RESULTS:

Of 206 identified fiber metabolites, 205 were held in common between the two genotypes. Approximately 38,000 transcripts were expressed in the fiber of each genotype, and these were mapped to the reference set and interpreted by homology to known genes. The developmental changes in the transcriptomes and the metabolomes were compared within and across genotypes with several novel implications. Transitional cell wall remodeling is a distinct stable developmental stage lasting at least four days (18 to 21 DPA). Expression of selected cell wall related transcripts was similar between genotypes, but cellulose synthase gene expression patterns were more complex than expected. Lignification was transcriptionally repressed in both genotypes. Oxidative stress was lower in the fiber of G. barbadense cv Phytogen 800 as compared to G. hirsutum cv Deltapine 90. Correspondingly, the G. barbadense cultivar had enhanced capacity for management of reactive oxygen species during its prolonged elongation period, as indicated by a 138-fold increase in ascorbate concentration at 28 DPA.

CONCLUSIONS:

The parallel data on deep-sequencing transcriptomics and non-targeted metabolomics for two genotypes of single-celled cotton fiber showed that a discrete developmental stage of transitional cell wall remodeling occurs before secondary wall cellulose synthesis begins. The data showed how lignification can be transcriptionally repressed during secondary cell wall synthesis, and they implicated enhanced capacity to manage reactive oxygen species through the ascorbate-glutathione cycle as a positive contributor to fiber length.

PMID:
26116072
PMCID:
PMC4482290
DOI:
10.1186/s12864-015-1708-9
[Indexed for MEDLINE]
Free PMC Article

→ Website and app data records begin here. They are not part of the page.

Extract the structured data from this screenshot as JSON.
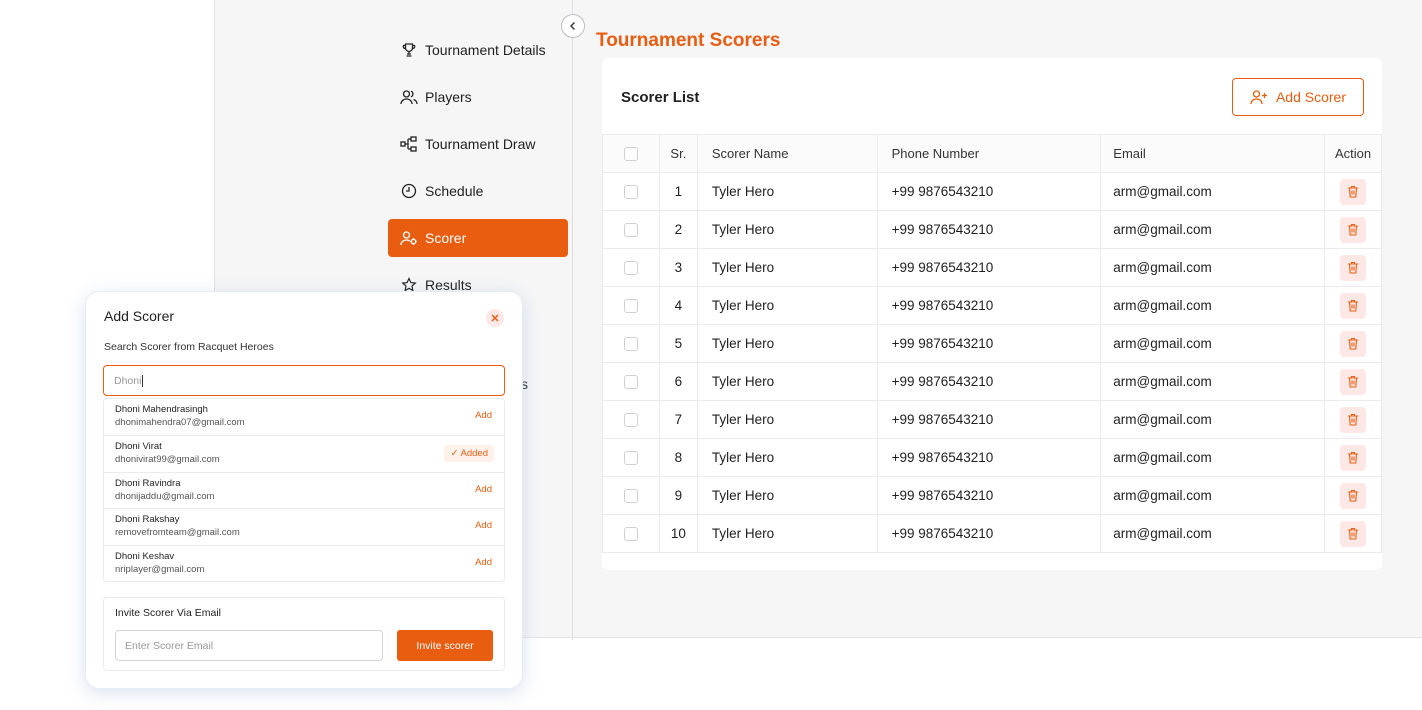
{
  "sidebar": {
    "items": [
      {
        "label": "Tournament Details",
        "icon": "trophy-icon",
        "active": false
      },
      {
        "label": "Players",
        "icon": "users-icon",
        "active": false
      },
      {
        "label": "Tournament Draw",
        "icon": "bracket-icon",
        "active": false
      },
      {
        "label": "Schedule",
        "icon": "clock-icon",
        "active": false
      },
      {
        "label": "Scorer",
        "icon": "user-gear-icon",
        "active": true
      },
      {
        "label": "Results",
        "icon": "star-icon",
        "active": false
      }
    ],
    "partial_item_suffix": "s"
  },
  "main": {
    "title": "Tournament Scorers",
    "card_title": "Scorer List",
    "add_button": "Add Scorer",
    "columns": [
      "Sr.",
      "Scorer Name",
      "Phone Number",
      "Email",
      "Action"
    ],
    "rows": [
      {
        "sr": "1",
        "name": "Tyler Hero",
        "phone": "+99 9876543210",
        "email": "arm@gmail.com"
      },
      {
        "sr": "2",
        "name": "Tyler Hero",
        "phone": "+99 9876543210",
        "email": "arm@gmail.com"
      },
      {
        "sr": "3",
        "name": "Tyler Hero",
        "phone": "+99 9876543210",
        "email": "arm@gmail.com"
      },
      {
        "sr": "4",
        "name": "Tyler Hero",
        "phone": "+99 9876543210",
        "email": "arm@gmail.com"
      },
      {
        "sr": "5",
        "name": "Tyler Hero",
        "phone": "+99 9876543210",
        "email": "arm@gmail.com"
      },
      {
        "sr": "6",
        "name": "Tyler Hero",
        "phone": "+99 9876543210",
        "email": "arm@gmail.com"
      },
      {
        "sr": "7",
        "name": "Tyler Hero",
        "phone": "+99 9876543210",
        "email": "arm@gmail.com"
      },
      {
        "sr": "8",
        "name": "Tyler Hero",
        "phone": "+99 9876543210",
        "email": "arm@gmail.com"
      },
      {
        "sr": "9",
        "name": "Tyler Hero",
        "phone": "+99 9876543210",
        "email": "arm@gmail.com"
      },
      {
        "sr": "10",
        "name": "Tyler Hero",
        "phone": "+99 9876543210",
        "email": "arm@gmail.com"
      }
    ]
  },
  "modal": {
    "title": "Add Scorer",
    "search_label": "Search Scorer from Racquet Heroes",
    "search_value": "Dhoni",
    "results": [
      {
        "name": "Dhoni Mahendrasingh",
        "email": "dhonimahendra07@gmail.com",
        "action": "Add",
        "added": false
      },
      {
        "name": "Dhoni Virat",
        "email": "dhonivirat99@gmail.com",
        "action": "✓ Added",
        "added": true
      },
      {
        "name": "Dhoni Ravindra",
        "email": "dhonijaddu@gmail.com",
        "action": "Add",
        "added": false
      },
      {
        "name": "Dhoni Rakshay",
        "email": "removefromteam@gmail.com",
        "action": "Add",
        "added": false
      },
      {
        "name": "Dhoni Keshav",
        "email": "nriplayer@gmail.com",
        "action": "Add",
        "added": false
      }
    ],
    "invite_title": "Invite Scorer Via Email",
    "invite_placeholder": "Enter Scorer Email",
    "invite_button": "Invite scorer"
  },
  "colors": {
    "accent": "#e85d10",
    "delete_bg": "#fde8e6",
    "panel_bg": "#f6f6f7"
  }
}
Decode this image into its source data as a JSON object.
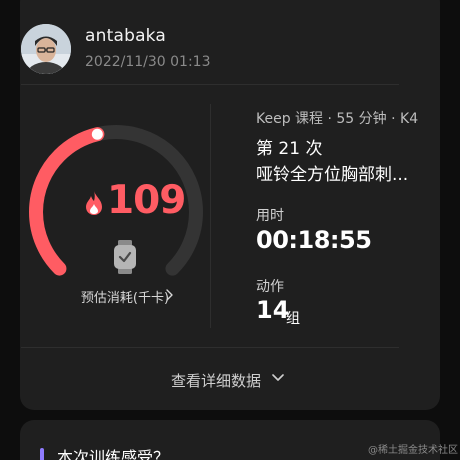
{
  "colors": {
    "background": "#0d0d0d",
    "card": "#1f1f1f",
    "ring_active": "#ff5c63",
    "ring_track": "#343434",
    "accent_bar": "#8f7bff"
  },
  "post": {
    "username": "antabaka",
    "datetime": "2022/11/30 01:13"
  },
  "calories": {
    "value": "109",
    "label": "预估消耗(千卡)",
    "ring_progress": 0.45
  },
  "course": {
    "meta": "Keep 课程 · 55 分钟 · K4",
    "count": "第 21 次",
    "name": "哑铃全方位胸部刺..."
  },
  "stats": {
    "time_label": "用时",
    "time_value": "00:18:55",
    "action_label": "动作",
    "action_value": "14",
    "action_unit": "组"
  },
  "details": {
    "label": "查看详细数据"
  },
  "feedback": {
    "title": "本次训练感受？"
  },
  "watermark": "@稀土掘金技术社区",
  "icons": {
    "avatar": "user-avatar",
    "calories": "flame-icon",
    "device": "smartwatch-icon",
    "calorie_chevron": "chevron-right-icon",
    "details_chevron": "chevron-down-icon"
  }
}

Supplemental Content

Full text links

Icon for BioMed Central Icon for PubMed Central
Loading ...
Support Center